The evidence is still unclear regarding the role of blood parameters in detecting complications in patients who suffer from diabetic foot osteomyelitis (DFO). In this study, the aim was to identify the capacity of different blood parameters in the diagnosis and prediction of the onset of complications. A cross-sectional prospective study was carried out with 116 DFO patients. The following blood parameters were evaluated during 1 year of follow-up: leukocytes, neutrophils, lymphocytes, monocytes, eosinophils, basophils, erythrocyte sedimentation rate (ESR), glycemia, glycosylated hemoglobin, C-reactive protein (CRP), alkaline phosphatase, albumin, and creatinine. Complication events were assessed for each participant during the study period. We investigated the association between blood parameter values and the onset of complication events by conducting a receiver operating characteristic curve analysis. Eighty-five (73.3%) patients developed complications. Regarding blood parameters, higher values of lymphocytes and albumin were predictive factors at the 12-month follow-up once the ulcer had healed. Higher values of ESR had predictive and diagnostic value for the onset of complication events, and higher values of CRP and hyperglycemia were diagnostic factors since they were elevated during the occurrence of an event. In conclusion, after suffering from DFO, the elevation of lymphocytes, ESR, CRP, albumin, and glycemia could be useful in detecting and diagnosing patients who are likely to develop a complication. Serial blood tests are a useful tool for early detection by healthcare professionals to prevent complications. View Full-Text
Keywords: blood parameters; diabetic foot osteomyelitis (DFO); long-term complications blood parameters; diabetic foot osteomyelitis (DFO); long-term complications
Show Figures

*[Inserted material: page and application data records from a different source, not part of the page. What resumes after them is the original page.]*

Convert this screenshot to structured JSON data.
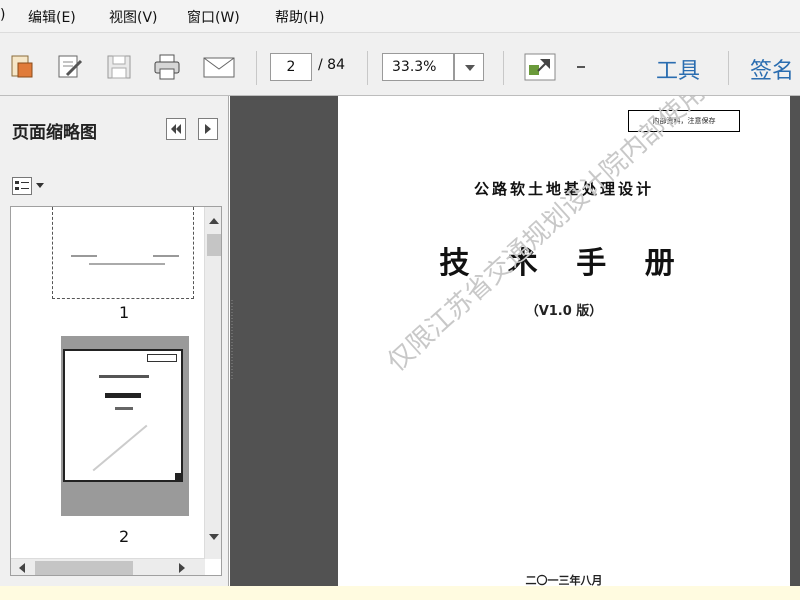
{
  "menu": {
    "items": [
      {
        "label": ")"
      },
      {
        "label": "编辑(E)"
      },
      {
        "label": "视图(V)"
      },
      {
        "label": "窗口(W)"
      },
      {
        "label": "帮助(H)"
      }
    ]
  },
  "toolbar": {
    "icons": [
      "create-pdf-icon",
      "edit-doc-icon",
      "save-icon",
      "print-icon",
      "email-icon",
      "fullscreen-icon",
      "dropdown-arrow-icon"
    ],
    "page_current": "2",
    "page_total": "/ 84",
    "zoom": "33.3%",
    "tools_label": "工具",
    "sign_label": "签名"
  },
  "sidebar": {
    "title": "页面缩略图",
    "thumbnails": [
      {
        "page": "1"
      },
      {
        "page": "2"
      }
    ]
  },
  "document": {
    "notice": "内部资料，注意保存",
    "title": "公路软土地基处理设计",
    "main_title": "技 术 手 册",
    "version": "（V1.0 版）",
    "watermark": "仅限江苏省交通规划设计院内部使用",
    "date": "二〇一三年八月"
  },
  "colors": {
    "accent": "#2a6db0",
    "doc_background": "#525252",
    "status_bar": "#fffbe0"
  }
}
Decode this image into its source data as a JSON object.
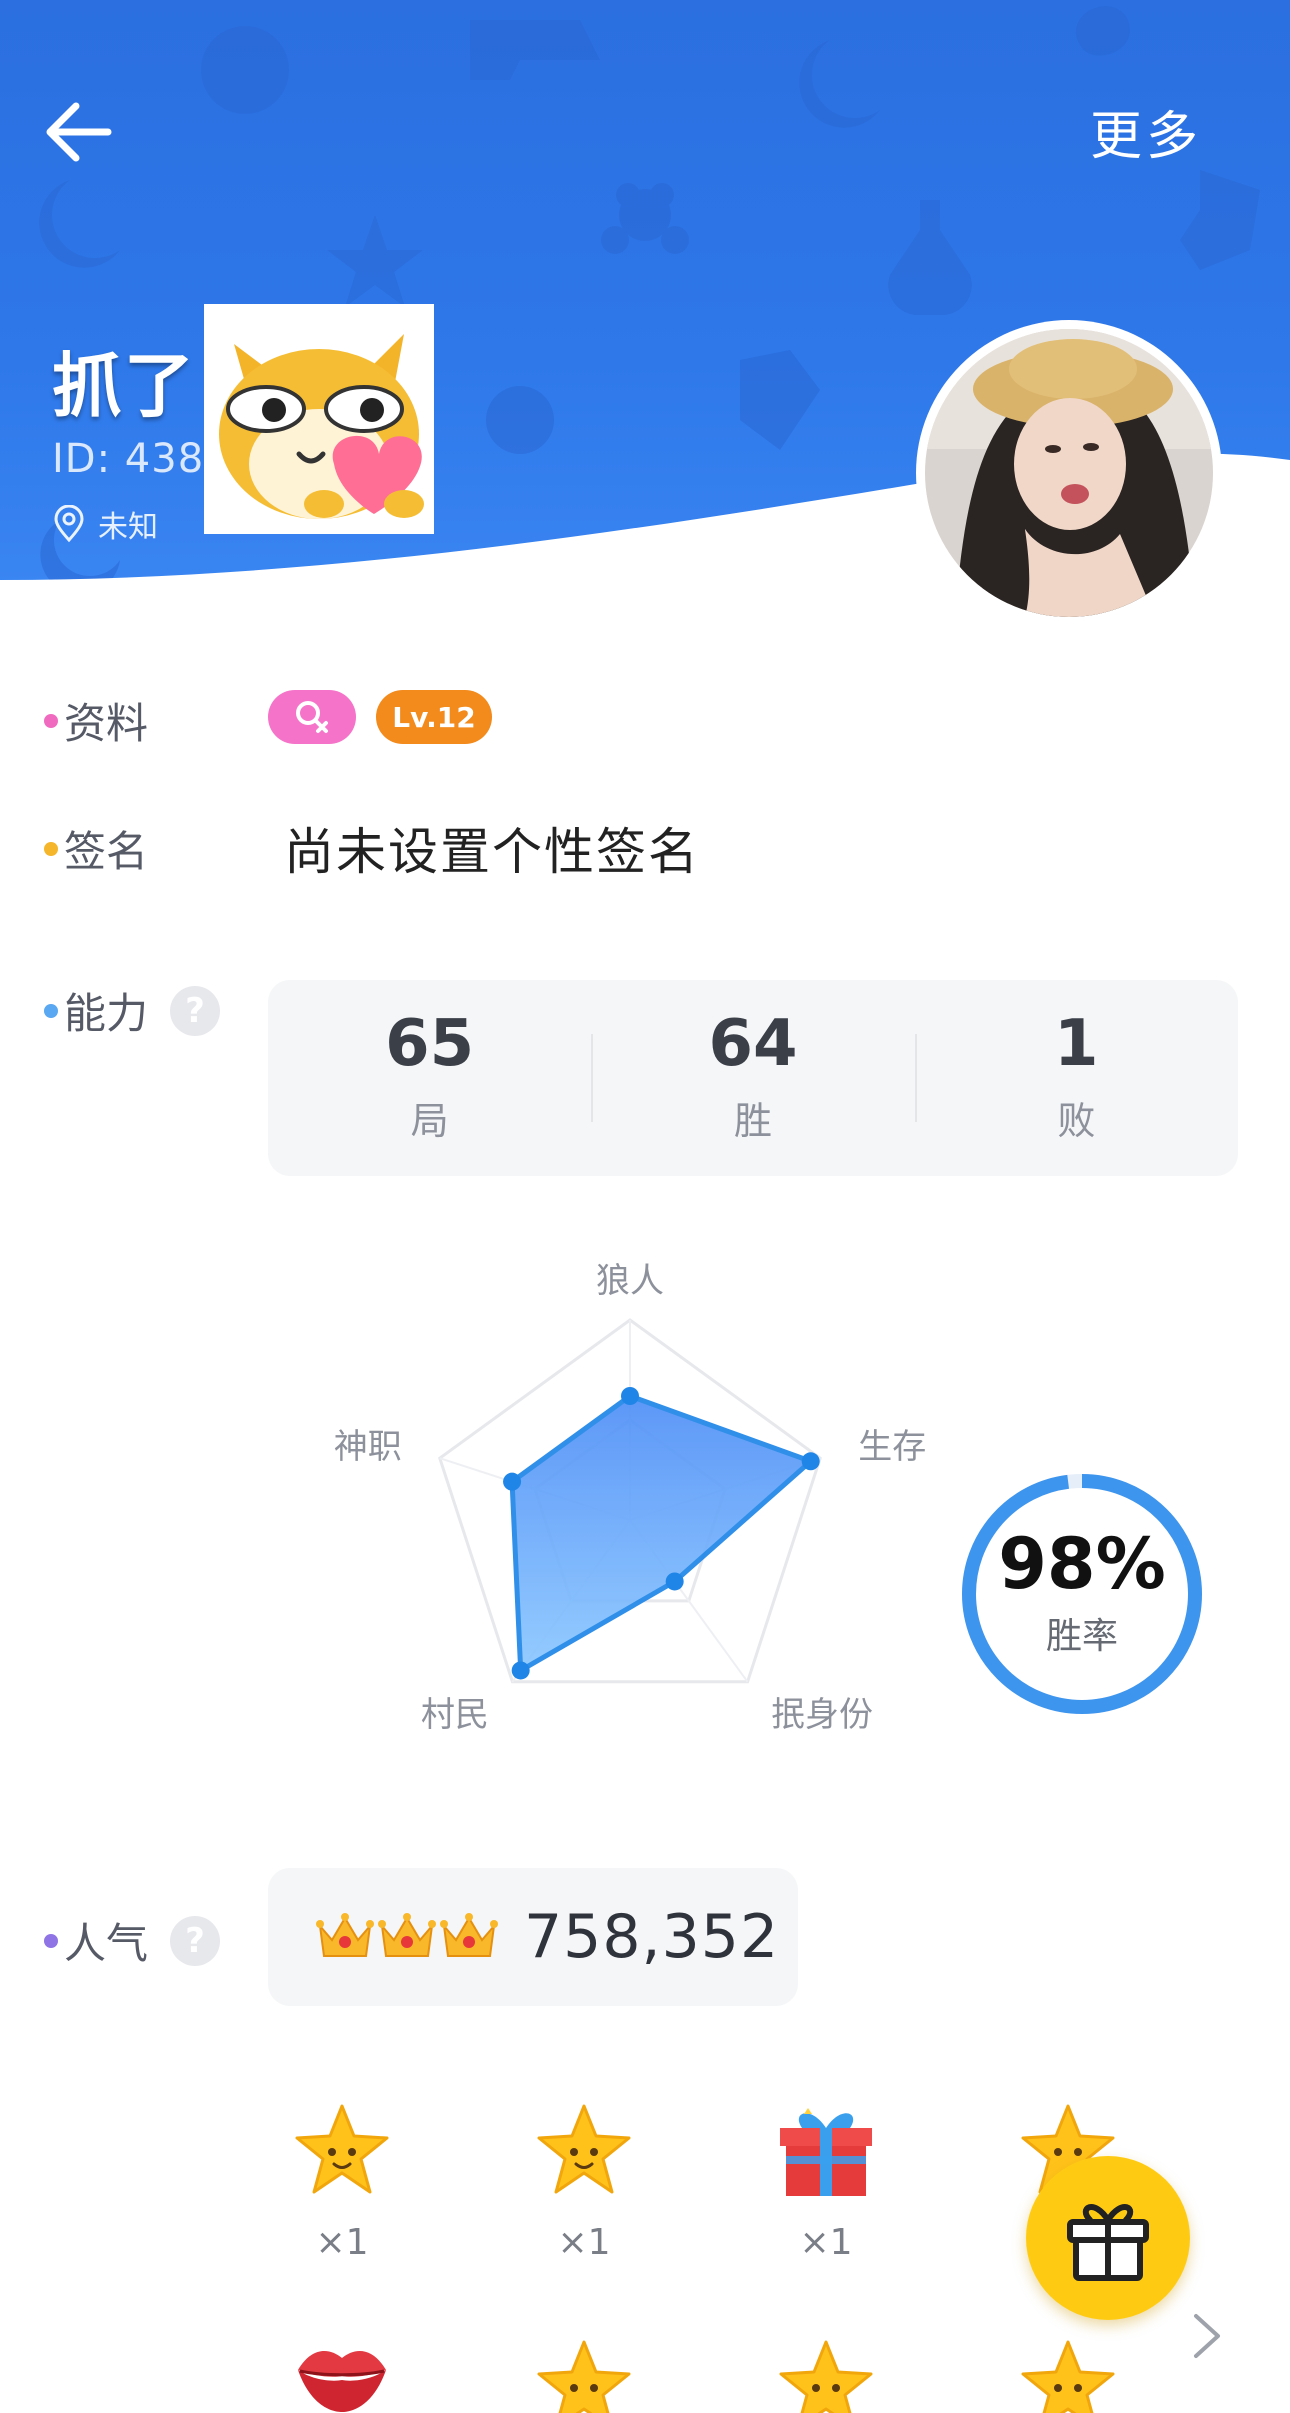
{
  "header": {
    "more_label": "更多",
    "nickname": "抓了",
    "user_id": "ID: 438",
    "location": "未知"
  },
  "profile": {
    "label": "资料",
    "level": "Lv.12",
    "colors": {
      "gender_badge": "#f573c9",
      "level_badge": "#f28a1c"
    }
  },
  "signature": {
    "label": "签名",
    "text": "尚未设置个性签名"
  },
  "ability": {
    "label": "能力",
    "help": "?",
    "stats": [
      {
        "value": "65",
        "label": "局"
      },
      {
        "value": "64",
        "label": "胜"
      },
      {
        "value": "1",
        "label": "败"
      }
    ],
    "radar_axes": [
      "狼人",
      "生存",
      "抿身份",
      "村民",
      "神职"
    ],
    "radar_values": [
      0.62,
      0.95,
      0.38,
      0.93,
      0.62
    ],
    "win_rate": "98%",
    "win_rate_fraction": 0.98,
    "win_rate_label": "胜率"
  },
  "popularity": {
    "label": "人气",
    "help": "?",
    "value": "758,352",
    "crown_count": 3
  },
  "gifts": [
    {
      "icon": "star-gift-icon",
      "count": "×1"
    },
    {
      "icon": "star-gift-icon",
      "count": "×1"
    },
    {
      "icon": "gift-box-icon",
      "count": "×1"
    },
    {
      "icon": "star-gift-icon",
      "count": ""
    },
    {
      "icon": "lips-gift-icon",
      "count": ""
    },
    {
      "icon": "star-gift-icon",
      "count": ""
    },
    {
      "icon": "star-gift-icon",
      "count": ""
    },
    {
      "icon": "star-gift-icon",
      "count": ""
    }
  ],
  "colors": {
    "primary_blue": "#2e78ea",
    "radar_fill": "#3d8ef5",
    "dot_profile": "#f06bbf",
    "dot_signature": "#f5b62c",
    "dot_ability": "#5aa7f2",
    "dot_popularity": "#8f74e6"
  }
}
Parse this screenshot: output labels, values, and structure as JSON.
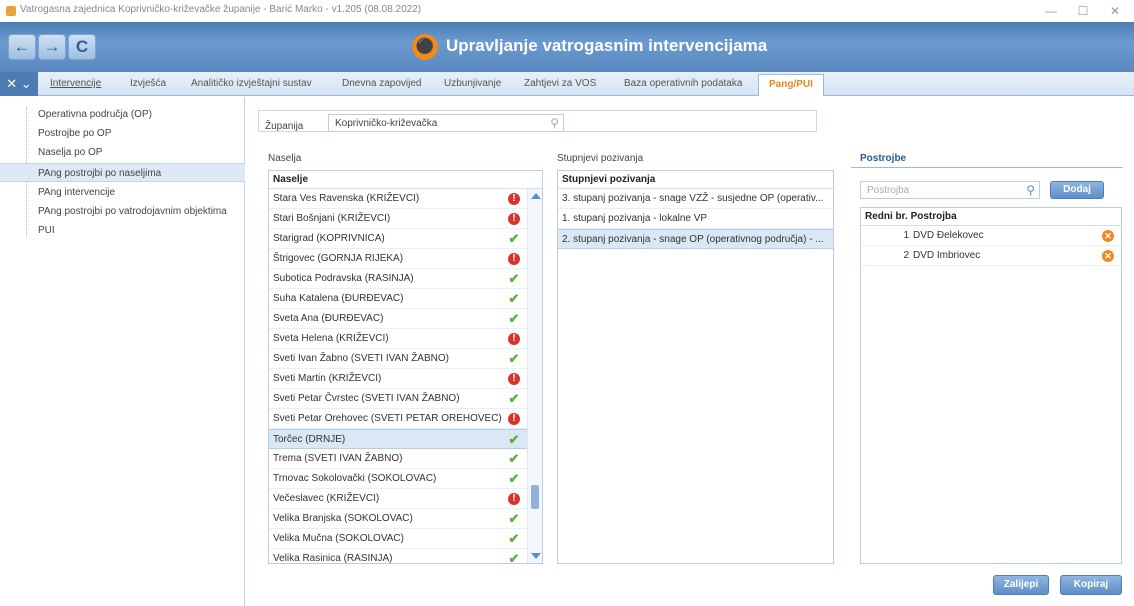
{
  "window": {
    "title": "Vatrogasna zajednica Koprivničko-križevačke županije - Barić Marko - v1.205 (08.08.2022)",
    "minimize": "—",
    "maximize": "☐",
    "close": "✕"
  },
  "header": {
    "back": "←",
    "forward": "→",
    "refresh": "C",
    "app_title": "Upravljanje vatrogasnim intervencijama"
  },
  "menu": {
    "tools": "✕ ⌄",
    "items": [
      "Intervencije",
      "Izvješća",
      "Analitičko izvještajni sustav",
      "Dnevna zapovijed",
      "Uzbunjivanje",
      "Zahtjevi za VOS",
      "Baza operativnih podataka",
      "Pang/PUI"
    ]
  },
  "sidebar": {
    "items": [
      "Operativna područja (OP)",
      "Postrojbe po OP",
      "Naselja po OP",
      "PAng postrojbi po naseljima",
      "PAng intervencije",
      "PAng postrojbi po vatrodojavnim objektima",
      "PUI"
    ]
  },
  "filter": {
    "label": "Županija",
    "value": "Koprivničko-križevačka"
  },
  "naselja": {
    "title": "Naselja",
    "header": "Naselje",
    "rows": [
      {
        "name": "Stara Ves Ravenska (KRIŽEVCI)",
        "status": "bad"
      },
      {
        "name": "Stari Bošnjani (KRIŽEVCI)",
        "status": "bad"
      },
      {
        "name": "Starigrad (KOPRIVNICA)",
        "status": "ok"
      },
      {
        "name": "Štrigovec (GORNJA RIJEKA)",
        "status": "bad"
      },
      {
        "name": "Subotica Podravska (RASINJA)",
        "status": "ok"
      },
      {
        "name": "Suha Katalena (ĐURĐEVAC)",
        "status": "ok"
      },
      {
        "name": "Sveta Ana (ĐURĐEVAC)",
        "status": "ok"
      },
      {
        "name": "Sveta Helena (KRIŽEVCI)",
        "status": "bad"
      },
      {
        "name": "Sveti Ivan Žabno (SVETI IVAN ŽABNO)",
        "status": "ok"
      },
      {
        "name": "Sveti Martin (KRIŽEVCI)",
        "status": "bad"
      },
      {
        "name": "Sveti Petar Čvrstec (SVETI IVAN ŽABNO)",
        "status": "ok"
      },
      {
        "name": "Sveti Petar Orehovec (SVETI PETAR OREHOVEC)",
        "status": "bad"
      },
      {
        "name": "Torčec (DRNJE)",
        "status": "ok",
        "selected": true
      },
      {
        "name": "Trema (SVETI IVAN ŽABNO)",
        "status": "ok"
      },
      {
        "name": "Trnovac Sokolovački (SOKOLOVAC)",
        "status": "ok"
      },
      {
        "name": "Večeslavec (KRIŽEVCI)",
        "status": "bad"
      },
      {
        "name": "Velika Branjska (SOKOLOVAC)",
        "status": "ok"
      },
      {
        "name": "Velika Mučna (SOKOLOVAC)",
        "status": "ok"
      },
      {
        "name": "Velika Rasinica (RASINJA)",
        "status": "ok"
      }
    ],
    "status_bad_glyph": "!",
    "status_ok_glyph": "✔"
  },
  "stupnjevi": {
    "title": "Stupnjevi pozivanja",
    "header": "Stupnjevi pozivanja",
    "rows": [
      {
        "text": "3. stupanj pozivanja - snage VZŽ - susjedne OP (operativ..."
      },
      {
        "text": "1. stupanj pozivanja - lokalne VP"
      },
      {
        "text": "2. stupanj pozivanja - snage OP (operativnog područja) - ...",
        "selected": true
      }
    ]
  },
  "postrojbe": {
    "title": "Postrojbe",
    "search_placeholder": "Postrojba",
    "add_label": "Dodaj",
    "col_num": "Redni br.",
    "col_name": "Postrojba",
    "rows": [
      {
        "num": "1",
        "name": "DVD Đelekovec"
      },
      {
        "num": "2",
        "name": "DVD Imbriovec"
      }
    ],
    "remove_glyph": "✕"
  },
  "actions": {
    "paste_label": "Zalijepi",
    "copy_label": "Kopiraj"
  },
  "colors": {
    "header_blue": "#5a88bf",
    "accent_orange": "#f28a1a",
    "status_bad": "#d9322b",
    "status_ok": "#5fae3a"
  }
}
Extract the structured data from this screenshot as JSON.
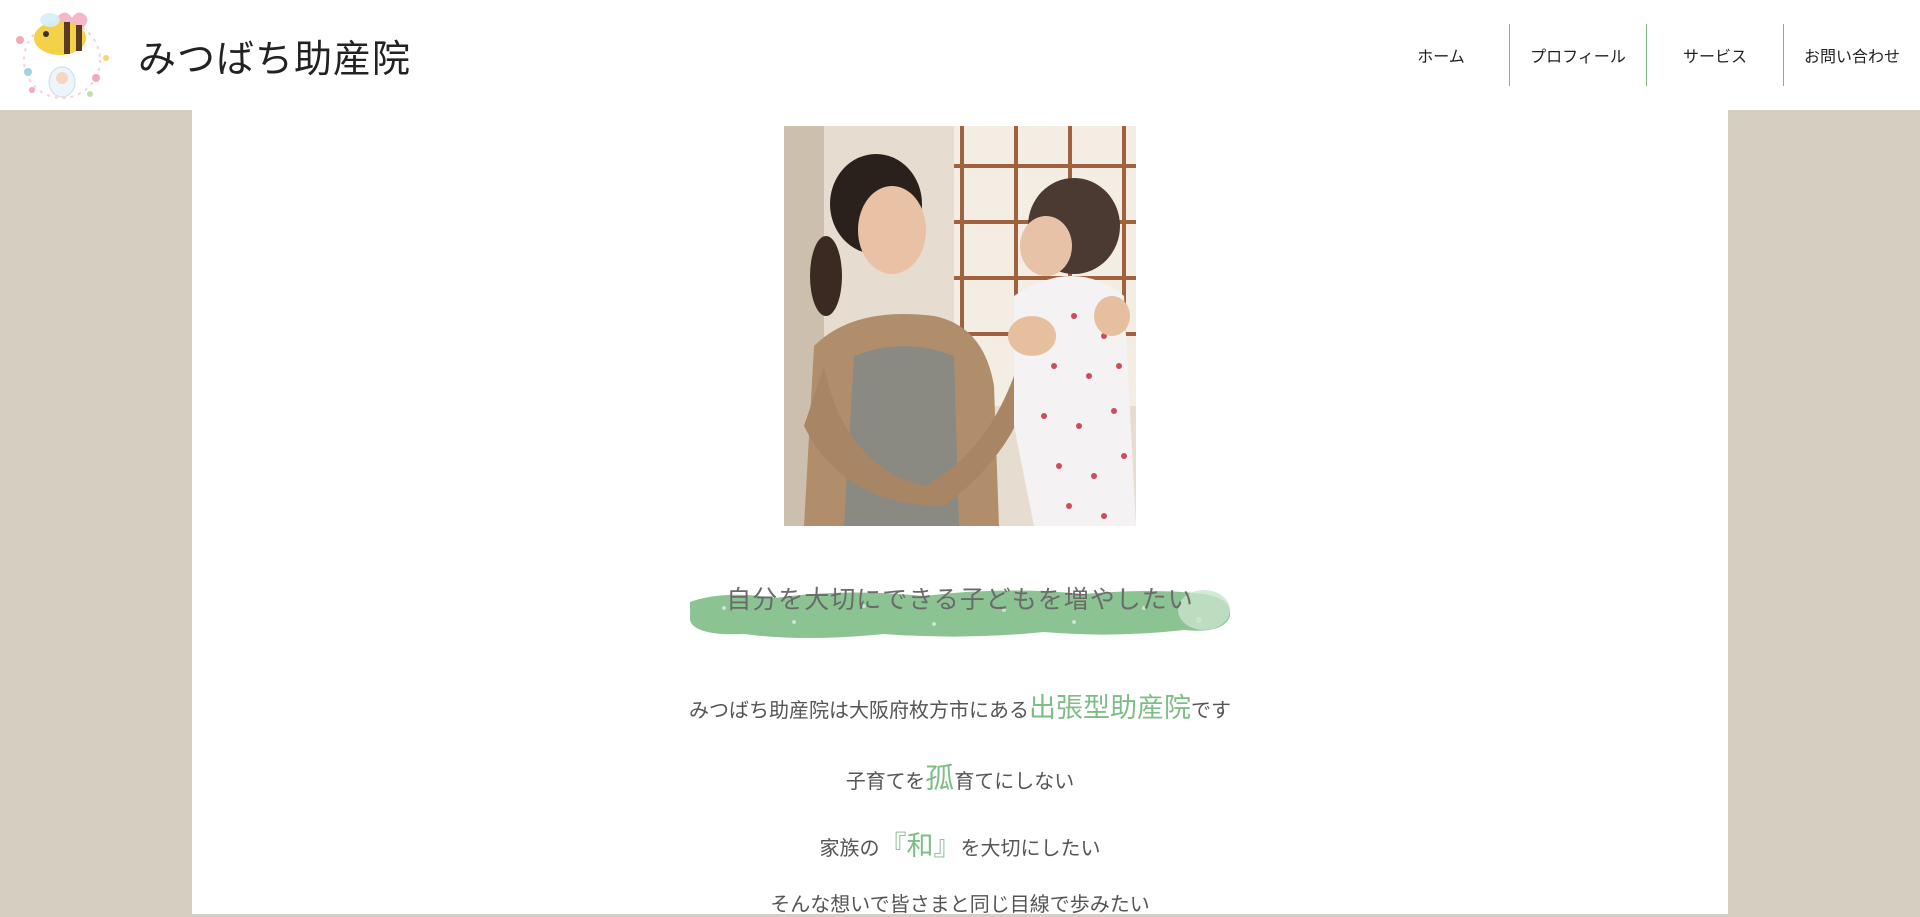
{
  "header": {
    "site_title": "みつばち助産院",
    "logo_icon": "bee-logo-icon"
  },
  "nav": {
    "items": [
      {
        "label": "ホーム"
      },
      {
        "label": "プロフィール"
      },
      {
        "label": "サービス"
      },
      {
        "label": "お問い合わせ"
      }
    ]
  },
  "hero": {
    "photo_alt": "mother-holding-baby-photo",
    "tagline": "自分を大切にできる子どもを増やしたい"
  },
  "intro": {
    "line1_pre": "みつばち助産院は大阪府枚方市にある",
    "line1_hl": "出張型助産院",
    "line1_post": "です",
    "line2_pre": "子育てを",
    "line2_hl": "孤",
    "line2_post": "育てにしない",
    "line3_pre": "家族の",
    "line3_hl": "『和』",
    "line3_post": "を大切にしたい",
    "line4": "そんな想いで皆さまと同じ目線で歩みたい"
  },
  "colors": {
    "accent_green": "#7fbd87",
    "side_background": "#d5cfc1",
    "nav_divider": "#7fb784"
  }
}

Figure 1

MDPI and ACS Style

Tardáguila-García, A.; García Álvarez, Y.; García-Morales, E.; Álvaro-Afonso, F.J.; Sanz-Corbalán, I.; Lázaro-Martínez, J.L. Utility of Blood Parameters to Detect Complications during Long-Term Follow-Up in Patients with Diabetic Foot Osteomyelitis. J. Clin. Med. 2020, 9, 3768.

AMA Style

Tardáguila-García A, García Álvarez Y, García-Morales E, Álvaro-Afonso FJ, Sanz-Corbalán I, Lázaro-Martínez JL. Utility of Blood Parameters to Detect Complications during Long-Term Follow-Up in Patients with Diabetic Foot Osteomyelitis. Journal of Clinical Medicine. 2020; 9(11):3768.

Chicago/Turabian Style

Tardáguila-García, Aroa; García Álvarez, Yolanda; García-Morales, Esther; Álvaro-Afonso, Francisco J.; Sanz-Corbalán, Irene; Lázaro-Martínez, José L. 2020. "Utility of Blood Parameters to Detect Complications during Long-Term Follow-Up in Patients with Diabetic Foot Osteomyelitis" J. Clin. Med. 9, no. 11: 3768.

Find Other Styles
Note that from the first issue of 2016, MDPI journals use article numbers instead of page numbers. See further details here.

Article Access Map by Country/Region

1
Search more from Scilit
 
Search
Back to TopTop